Not everyone can do as my family did and buy an old homestead, build your own house, and live-off-the-grid. Jobs and social ties keep families in suburbs and cities, and there is a good reason people tend to congregate together in living situations. Being self-sustainable does not mean doing it all alone. Community is vital to green living, and in fact, many aspects of city life are greener than living in the country (i.e. public transportation, walking to work/school, etc.). The fact that many city dwellers want to get back to the land has sparked an “urban homesteading” movement. Here are five tips to help your family become urban homesteaders:
- Grow food and herbs in your yard or patio: If you have a yard, plant it with edibles! An edible lawn will be the envy of the neighborhood. My friend’s lawn in Eugene doesn’t contain any grass at all. The Dervaes family of Pasadena grows 3 tons of food on only 1/10 acre! Even if you don’t have a yard, many herbs and vegetables can be grown in pots. I have grown habenero peppers, basil, and lettuce in pots during my college apartment years.
- Do-it-yourself: When you live on a rural homestead and something breaks, you fix it yourself. If you don’t know how to make the repairs, you ask a neighbor. The same goes for parts: most rural homesteads have a boneyard where spare parts are stored for just such a time when there is a need. When you live far from town, repairmen/women charge a fortune in travel time. Usually, the community has the knowledge to repair anything, and their is no reason this simple aspect of country living couldn’t be copied in an urban environment. Helping your neighbors is very sustainable, as it saves money, cuts down on transportation, and supports a positive relationship in the neighborhood. Neighbors often trade for their services, keeping local goods in the local community.
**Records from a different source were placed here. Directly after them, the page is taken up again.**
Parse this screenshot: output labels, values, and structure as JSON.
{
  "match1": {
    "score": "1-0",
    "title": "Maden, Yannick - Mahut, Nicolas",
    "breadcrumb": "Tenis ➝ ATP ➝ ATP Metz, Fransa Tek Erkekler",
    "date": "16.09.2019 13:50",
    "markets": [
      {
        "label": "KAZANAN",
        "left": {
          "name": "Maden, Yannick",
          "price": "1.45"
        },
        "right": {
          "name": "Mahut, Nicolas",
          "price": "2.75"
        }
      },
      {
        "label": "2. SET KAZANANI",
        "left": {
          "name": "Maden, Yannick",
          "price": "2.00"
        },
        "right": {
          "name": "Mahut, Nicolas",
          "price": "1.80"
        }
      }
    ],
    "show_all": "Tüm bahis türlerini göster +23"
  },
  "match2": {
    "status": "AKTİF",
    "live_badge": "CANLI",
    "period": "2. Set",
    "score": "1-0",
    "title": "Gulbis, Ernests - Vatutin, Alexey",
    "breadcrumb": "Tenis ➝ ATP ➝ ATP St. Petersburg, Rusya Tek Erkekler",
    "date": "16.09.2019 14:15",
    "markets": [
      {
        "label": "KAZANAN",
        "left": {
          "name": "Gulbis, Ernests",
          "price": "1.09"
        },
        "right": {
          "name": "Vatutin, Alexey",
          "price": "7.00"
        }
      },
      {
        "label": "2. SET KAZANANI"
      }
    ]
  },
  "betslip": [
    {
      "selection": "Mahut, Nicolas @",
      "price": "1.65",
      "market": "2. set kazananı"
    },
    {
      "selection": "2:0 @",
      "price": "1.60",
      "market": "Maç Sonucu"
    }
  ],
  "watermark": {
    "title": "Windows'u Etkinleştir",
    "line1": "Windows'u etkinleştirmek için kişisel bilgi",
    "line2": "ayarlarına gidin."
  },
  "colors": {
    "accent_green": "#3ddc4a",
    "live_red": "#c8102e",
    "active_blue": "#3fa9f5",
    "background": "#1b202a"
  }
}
- Shop local and in the neighborhood: When you live in the country and you run out of eggs, you don’t drive two hours to town: you ask your neighbor. Get to know your community,and you may just discover other urban homesteaders that would share their bounty with you, whether for trade or money. What comes around goes around works on both the rural and urban homestead.
- Cook your food: Making your food from scratch is not only healthier for you, but it is required when you live on a rural homestead hours from the nearest restaurant. The fact that cookbook sales are rising with gas prices shows that people are cooking more. Not only growing, but cooking your own food is a big step in self-sufficiency.
- Take up a craft: Many crafts served a vital part in family life before industrialization. Weaving, sewing, knitting, soap making, woodworking,etc. are all ways you can create for your needs and for gift giving. Handmade goods are special, because they are made with loving hands.
Many modern day urban homesteaders keep chickens or other small animals, but some cities have ordinances against this practice. These ordinances need changed, and this is possible when urban homesteaders unite. Food is a big part of homesteading, as well as simplifying your life. Doing what you can to do on both of these fronts is the first step to becoming an urban homesteader.
Related posts on homesteading:
- Modern Day Homesteading and Voluntary Simplicity: Giving Away Your Possessions and Living Off the Land
- Weekend Review: Rural Renaissance: Renewing the Quest for the Good Life
Amy Jussel says
We have a cabin in the Rockies off the grid (all solar, propane, etc.) and one of the things I love is the small ‘give one get one’ boxes in town where people swap their goods in old-fashioned barter mode. (e.g. when everything comes ripe at once, there’s no way you’re gonna use it all, so why not ‘trade’ for other goods/produce from someone else’s garden or passion project)
Saw this mirrored in Nevada City on a street corner recently too…so it CAN be done in an honor system, communal way! (and some amazing produce too!) I may try it here on my funky little island…using an herb garden to get folks started!)